The magic of the augmented reality is overlaying virtual objects in the real world. Microsoft’s HoloLens is still the best-known example of a head-mounted display performing this task, but it appears competition is on the way, in the form of Magic Leap, Apple and Google.
For that magic, Microsoft has relied on Himax to supply the waveguides crucial to projecting the virtual image into the user’s eye. This component is vitally important but is also to blame for the biggest issue with the Hololens – the limited field of view.
Now, according to Thurrott.com, for HoloLens 2.0 Microsoft is taking the matter into their own hands. They write:
The biggest change will be the light engine that Microsoft is using and the specs of this hardware are harder to come-by but I do know that the company is bringing all this componentry in-house. The company is going all-in on development is not depending on third-parties to assist with design and development; think a wider field of view as that’s the primary limiting factor of the current gen device.
The goal would be presumably to bring down cost and expand the field of view, and we may see many of the patents Microsoft filed over the years finally be implemented in a real device.
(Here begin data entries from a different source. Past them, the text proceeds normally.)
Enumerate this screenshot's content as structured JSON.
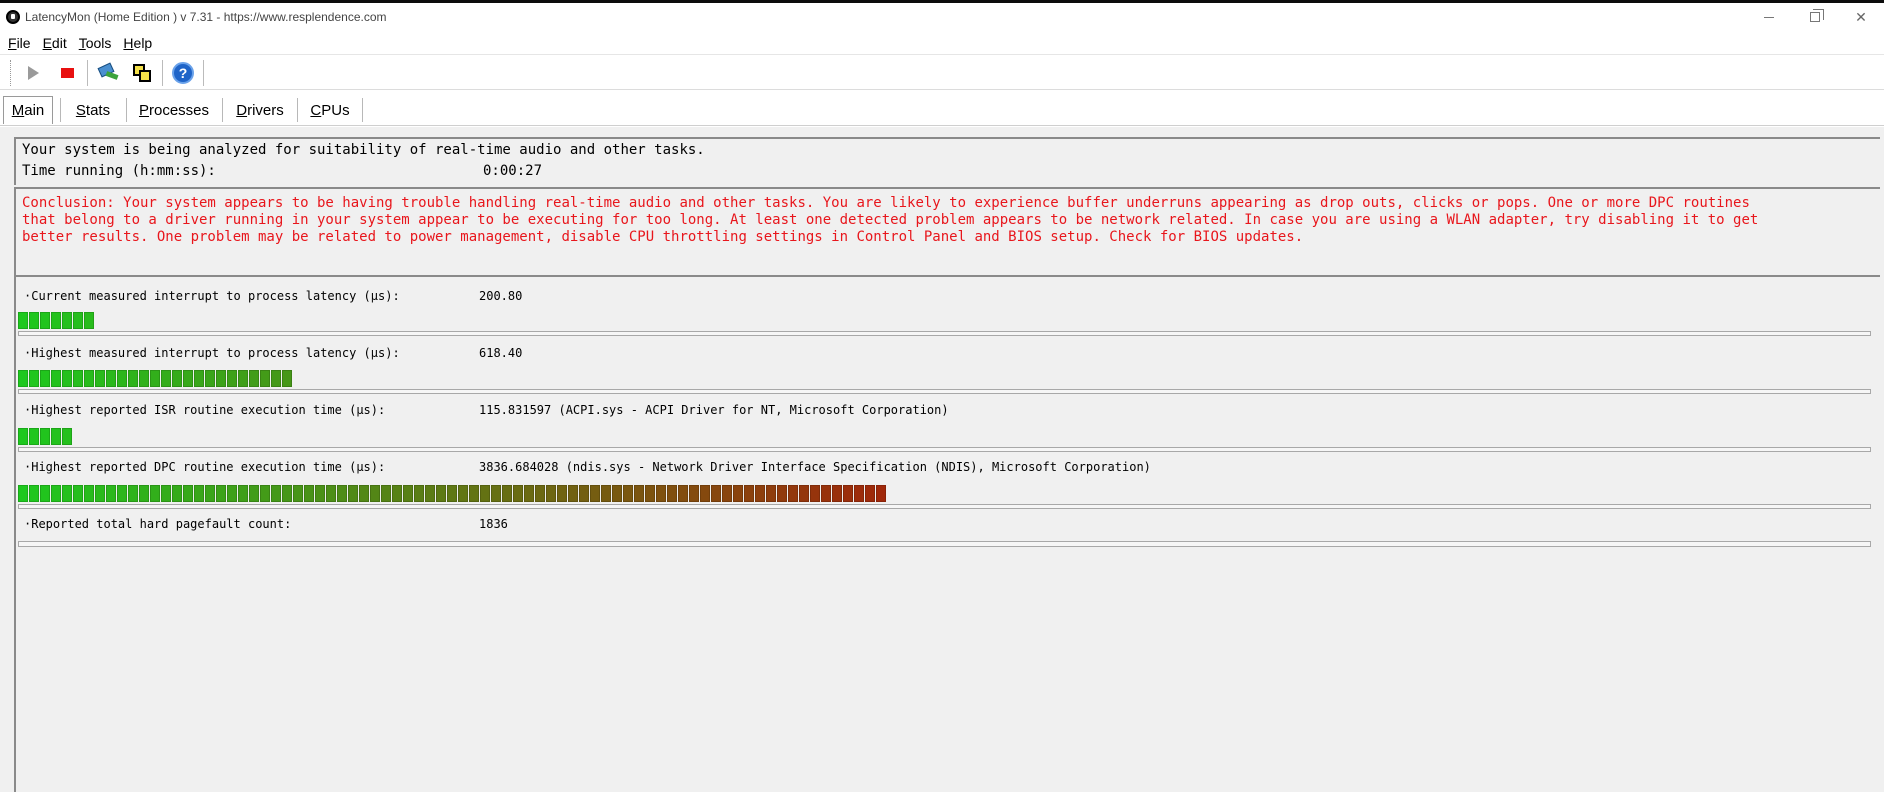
{
  "window": {
    "title": "LatencyMon  (Home Edition )  v 7.31 - https://www.resplendence.com"
  },
  "menu": {
    "items": [
      {
        "u": "F",
        "rest": "ile"
      },
      {
        "u": "E",
        "rest": "dit"
      },
      {
        "u": "T",
        "rest": "ools"
      },
      {
        "u": "H",
        "rest": "elp"
      }
    ]
  },
  "toolbar": {
    "buttons": [
      "play-icon",
      "stop-icon",
      "drivers-icon",
      "cpu-icon",
      "help-icon"
    ]
  },
  "tabs": [
    {
      "u": "M",
      "rest": "ain",
      "active": true
    },
    {
      "u": "S",
      "rest": "tats",
      "active": false
    },
    {
      "u": "P",
      "rest": "rocesses",
      "active": false
    },
    {
      "u": "D",
      "rest": "rivers",
      "active": false
    },
    {
      "u": "C",
      "rest": "PUs",
      "active": false
    }
  ],
  "status": {
    "analyzing": "Your system is being analyzed for suitability of real-time audio and other tasks.",
    "time_label": "Time running (h:mm:ss):",
    "time_value": "0:00:27"
  },
  "conclusion": "Conclusion: Your system appears to be having trouble handling real-time audio and other tasks. You are likely to experience buffer underruns appearing as drop outs, clicks or pops. One or more DPC routines\nthat belong to a driver running in your system appear to be executing for too long. At least one detected problem appears to be network related. In case you are using a WLAN adapter, try disabling it to get\nbetter results. One problem may be related to power management, disable CPU throttling settings in Control Panel and BIOS setup. Check for BIOS updates.",
  "metrics": [
    {
      "label": "·Current measured interrupt to process latency (µs):",
      "value": "200.80",
      "fill_segments": 7
    },
    {
      "label": "·Highest measured interrupt to process latency (µs):",
      "value": "618.40",
      "fill_segments": 25
    },
    {
      "label": "·Highest reported ISR routine execution time (µs):",
      "value": "115.831597  (ACPI.sys - ACPI Driver for NT, Microsoft Corporation)",
      "fill_segments": 5
    },
    {
      "label": "·Highest reported DPC routine execution time (µs):",
      "value": "3836.684028  (ndis.sys - Network Driver Interface Specification (NDIS), Microsoft Corporation)",
      "fill_segments": 79
    },
    {
      "label": "·Reported total hard pagefault count:",
      "value": "1836",
      "fill_segments": 0
    }
  ],
  "colors": {
    "warning_text": "#e8161c",
    "bar_green": "#1ec81e",
    "bar_red": "#a0280a"
  }
}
On the other hand, bringing the development internally also opens the project up to further delays due to lack of experience, not to mention issues with scale, a problem we have seen with Microsoft’s Surface Hub for example, which has had problems meeting demand.
Microsoft has spoken openly about the components for the HoloLens 2.0, including the new Holographic Processing Unit and new Kinect-based depth sensor. Hopefully, this is an indication the project is well along and will be unveiled sooner rather than later.